Whoa! I didn’t even say go, and the judges are scribbling away. OK…OK…and they are done! Helen, let’s see what they had to say.
Well, things are still looking pretty good for Mr. Nabokov. One judge refers to the “playful and kinetic voice that makes the author another character” and another points out the precision and irony of observations such as “coy secrecy” and “elegant leatherette.” I must say, I rather fancy that myself.
Let’s see now…about Ms. Susann…one judge says, “I kinda like the angry concrete animal,” while another notes, “Well, I’m glad the character finds New York exciting.”
Not great news for Ms. Susann, but remember, anything can happen in the bonus round…and remember, too, that I have the secret weapon…the Prescott Prerogative, in which the host—that’s me, in case you’ve forgotten—can provide his…er, that is, my…own judgment, which overrides that of the judges!
The bonus round category is…which authorial voice would you rather hear—or read—on your DEATHBED? Wow, now that’s what I call a category! The staff is really bringing it today!
All right, the judges are looking at each other—no talking among yourselves, judges—and…go! The judges are still looking at each other…now a few are writing. And…it looks like they are ready. Helen, let’s see those cards.
Hmm…one is just a question mark…another says, “What if my hearing and eyesight are gone when I’m on my deathbed?” And another says…oh…it’s blank.
Well, all things being equal…I would have to say that the match goes to Mr. Nabokov, but of course all things are not equal in the bonus round. And…today…I would like to invoke…my Prescott Prerogative!
Now remember, I am just speaking for myself, your humble host, but I would say, just offhand, well, that the last thing I would want at the close of my life would be to hear a snarky authorial voice that views its characters as insects to be poked and prodded and then ground under its heel all the while dancing and gesturing and saying, “Look at me! Look at me!” I further state—again, this is just your humble host—that I would love to have the authorial voice created by Ms. Susann tell me that the sidewalks are steamy, tell me that Times Square is littered, and tell me that a girl whom the omniscient narrator respects…perhaps even adores…is excited about this new world and its possibilities, and to have that information presented to me in a voice that neither winks or smirks, but that speaks with calm befitting the deathbed moment.
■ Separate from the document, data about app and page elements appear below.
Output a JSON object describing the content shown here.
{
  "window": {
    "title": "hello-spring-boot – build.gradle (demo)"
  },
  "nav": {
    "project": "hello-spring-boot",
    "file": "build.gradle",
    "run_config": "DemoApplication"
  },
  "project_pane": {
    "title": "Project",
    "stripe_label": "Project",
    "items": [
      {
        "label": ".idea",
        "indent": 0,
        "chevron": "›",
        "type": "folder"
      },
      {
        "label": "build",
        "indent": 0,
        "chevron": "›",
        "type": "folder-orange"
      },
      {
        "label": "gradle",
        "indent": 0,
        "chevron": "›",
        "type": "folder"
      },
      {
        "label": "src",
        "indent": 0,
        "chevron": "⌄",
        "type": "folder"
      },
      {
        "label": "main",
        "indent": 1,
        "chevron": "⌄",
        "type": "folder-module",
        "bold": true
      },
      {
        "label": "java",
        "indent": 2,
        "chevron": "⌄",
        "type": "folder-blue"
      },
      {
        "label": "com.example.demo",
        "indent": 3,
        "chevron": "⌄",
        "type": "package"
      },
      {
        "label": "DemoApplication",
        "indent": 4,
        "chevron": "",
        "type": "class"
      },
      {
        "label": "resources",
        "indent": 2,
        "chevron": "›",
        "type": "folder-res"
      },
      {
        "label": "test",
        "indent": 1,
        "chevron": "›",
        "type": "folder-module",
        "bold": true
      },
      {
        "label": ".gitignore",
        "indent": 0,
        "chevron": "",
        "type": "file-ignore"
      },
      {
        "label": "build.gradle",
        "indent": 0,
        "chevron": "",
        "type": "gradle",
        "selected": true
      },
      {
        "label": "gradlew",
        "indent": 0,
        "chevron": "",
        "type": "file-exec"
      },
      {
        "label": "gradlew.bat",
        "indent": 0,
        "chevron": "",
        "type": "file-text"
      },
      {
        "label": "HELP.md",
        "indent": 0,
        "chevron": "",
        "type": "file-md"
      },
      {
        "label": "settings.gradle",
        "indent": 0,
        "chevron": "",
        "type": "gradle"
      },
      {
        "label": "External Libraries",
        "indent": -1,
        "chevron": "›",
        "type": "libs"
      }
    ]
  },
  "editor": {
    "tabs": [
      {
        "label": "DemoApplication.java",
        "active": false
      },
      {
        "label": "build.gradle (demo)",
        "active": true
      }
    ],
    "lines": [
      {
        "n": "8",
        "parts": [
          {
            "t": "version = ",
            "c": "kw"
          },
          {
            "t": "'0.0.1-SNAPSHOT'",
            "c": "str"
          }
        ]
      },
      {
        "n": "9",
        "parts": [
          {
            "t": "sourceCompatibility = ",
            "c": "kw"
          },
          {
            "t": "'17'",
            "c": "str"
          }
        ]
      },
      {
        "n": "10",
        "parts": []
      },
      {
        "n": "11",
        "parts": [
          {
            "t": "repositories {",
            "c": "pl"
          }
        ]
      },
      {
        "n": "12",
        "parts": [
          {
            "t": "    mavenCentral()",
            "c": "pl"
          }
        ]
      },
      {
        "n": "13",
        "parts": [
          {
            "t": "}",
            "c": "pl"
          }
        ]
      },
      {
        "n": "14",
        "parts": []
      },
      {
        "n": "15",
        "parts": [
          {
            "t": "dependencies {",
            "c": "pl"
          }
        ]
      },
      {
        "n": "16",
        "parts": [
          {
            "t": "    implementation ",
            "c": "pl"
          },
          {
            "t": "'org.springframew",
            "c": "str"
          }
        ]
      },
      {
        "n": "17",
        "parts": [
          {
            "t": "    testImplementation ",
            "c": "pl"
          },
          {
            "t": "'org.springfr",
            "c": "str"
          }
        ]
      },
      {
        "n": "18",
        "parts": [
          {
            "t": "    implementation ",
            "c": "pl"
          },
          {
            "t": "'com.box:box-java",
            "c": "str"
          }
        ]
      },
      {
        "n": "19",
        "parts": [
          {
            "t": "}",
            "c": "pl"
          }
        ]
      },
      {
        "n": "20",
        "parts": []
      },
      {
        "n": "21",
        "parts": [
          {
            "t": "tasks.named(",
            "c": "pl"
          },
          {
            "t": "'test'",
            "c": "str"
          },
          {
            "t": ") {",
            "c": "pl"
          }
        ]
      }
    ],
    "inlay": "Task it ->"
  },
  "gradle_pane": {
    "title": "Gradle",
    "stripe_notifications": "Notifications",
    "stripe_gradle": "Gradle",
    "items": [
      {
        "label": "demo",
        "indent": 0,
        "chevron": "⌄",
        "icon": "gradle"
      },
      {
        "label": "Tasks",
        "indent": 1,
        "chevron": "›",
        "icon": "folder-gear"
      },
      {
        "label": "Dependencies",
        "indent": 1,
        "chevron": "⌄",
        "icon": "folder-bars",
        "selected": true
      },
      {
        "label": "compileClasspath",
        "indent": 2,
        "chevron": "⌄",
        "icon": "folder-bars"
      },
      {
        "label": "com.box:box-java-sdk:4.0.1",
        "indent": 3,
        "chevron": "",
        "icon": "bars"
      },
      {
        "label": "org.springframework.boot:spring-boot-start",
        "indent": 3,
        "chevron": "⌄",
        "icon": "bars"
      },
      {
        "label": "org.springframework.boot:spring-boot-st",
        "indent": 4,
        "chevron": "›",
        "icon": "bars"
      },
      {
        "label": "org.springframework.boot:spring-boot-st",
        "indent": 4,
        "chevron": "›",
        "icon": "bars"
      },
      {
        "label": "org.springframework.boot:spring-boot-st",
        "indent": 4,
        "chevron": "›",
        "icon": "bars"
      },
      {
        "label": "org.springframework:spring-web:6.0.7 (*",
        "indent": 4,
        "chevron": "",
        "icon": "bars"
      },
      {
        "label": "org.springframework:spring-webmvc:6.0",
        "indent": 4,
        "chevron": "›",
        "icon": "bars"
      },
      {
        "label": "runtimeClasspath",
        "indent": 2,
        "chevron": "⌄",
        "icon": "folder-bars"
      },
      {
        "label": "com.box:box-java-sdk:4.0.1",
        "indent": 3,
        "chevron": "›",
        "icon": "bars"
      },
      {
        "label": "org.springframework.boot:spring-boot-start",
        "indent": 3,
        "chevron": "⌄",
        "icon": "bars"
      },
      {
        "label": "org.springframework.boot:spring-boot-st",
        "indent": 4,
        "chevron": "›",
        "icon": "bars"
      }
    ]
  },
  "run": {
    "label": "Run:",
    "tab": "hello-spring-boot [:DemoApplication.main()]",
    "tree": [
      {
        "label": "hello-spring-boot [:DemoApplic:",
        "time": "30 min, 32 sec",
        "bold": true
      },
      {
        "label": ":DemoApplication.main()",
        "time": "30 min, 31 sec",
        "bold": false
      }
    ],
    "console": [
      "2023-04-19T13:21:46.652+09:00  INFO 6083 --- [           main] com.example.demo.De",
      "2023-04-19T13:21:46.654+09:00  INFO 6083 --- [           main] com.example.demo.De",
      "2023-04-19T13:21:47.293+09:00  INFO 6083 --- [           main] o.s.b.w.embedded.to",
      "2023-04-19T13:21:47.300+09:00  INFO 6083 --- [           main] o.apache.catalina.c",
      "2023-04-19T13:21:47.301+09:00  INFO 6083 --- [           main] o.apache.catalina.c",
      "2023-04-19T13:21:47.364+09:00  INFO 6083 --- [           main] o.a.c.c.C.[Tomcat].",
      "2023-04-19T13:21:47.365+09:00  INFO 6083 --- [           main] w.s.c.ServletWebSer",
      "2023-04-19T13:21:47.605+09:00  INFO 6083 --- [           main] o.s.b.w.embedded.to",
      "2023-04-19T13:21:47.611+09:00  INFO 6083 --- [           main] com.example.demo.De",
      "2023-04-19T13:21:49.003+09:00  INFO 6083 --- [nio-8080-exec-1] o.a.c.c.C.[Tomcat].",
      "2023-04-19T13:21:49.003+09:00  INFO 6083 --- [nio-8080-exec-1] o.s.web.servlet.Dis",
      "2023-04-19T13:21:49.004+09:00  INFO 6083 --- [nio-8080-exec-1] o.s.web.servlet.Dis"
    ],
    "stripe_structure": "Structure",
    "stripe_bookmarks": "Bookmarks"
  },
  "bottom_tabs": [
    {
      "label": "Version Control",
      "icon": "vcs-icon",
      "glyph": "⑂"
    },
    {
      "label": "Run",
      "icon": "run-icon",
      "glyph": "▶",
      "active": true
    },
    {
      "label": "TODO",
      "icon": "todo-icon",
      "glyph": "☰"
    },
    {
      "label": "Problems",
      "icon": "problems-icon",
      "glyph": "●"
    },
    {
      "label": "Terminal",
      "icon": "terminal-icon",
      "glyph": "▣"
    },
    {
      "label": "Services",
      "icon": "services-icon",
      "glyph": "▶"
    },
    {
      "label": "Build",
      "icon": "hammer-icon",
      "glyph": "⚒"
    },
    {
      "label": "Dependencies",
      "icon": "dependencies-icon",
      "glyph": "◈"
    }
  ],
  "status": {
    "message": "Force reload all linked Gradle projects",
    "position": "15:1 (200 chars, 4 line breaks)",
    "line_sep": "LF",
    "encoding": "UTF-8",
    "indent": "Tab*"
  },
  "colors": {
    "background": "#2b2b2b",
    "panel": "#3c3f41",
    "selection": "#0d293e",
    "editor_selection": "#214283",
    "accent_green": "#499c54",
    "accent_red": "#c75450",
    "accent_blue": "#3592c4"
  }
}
Again, that’s just the host’s opinion, but, having used my Prescott Prerogative, I hereby name our winner today to be…Ms. Jacqueline Susann!
Congratulations, Ms. Susann! May you live to soothe and entertain us for many years to come. What’s that? Cancer? Oh, my.
Robert Fromberg has prose in Hobart, The Bitchin’ Kitsch, The Daily Drunk, and many other journals. His memoir is forthcoming from Latah Books. He taught writing at Northwestern University for a long time a long time ago. Twitter and IG: @robfromberg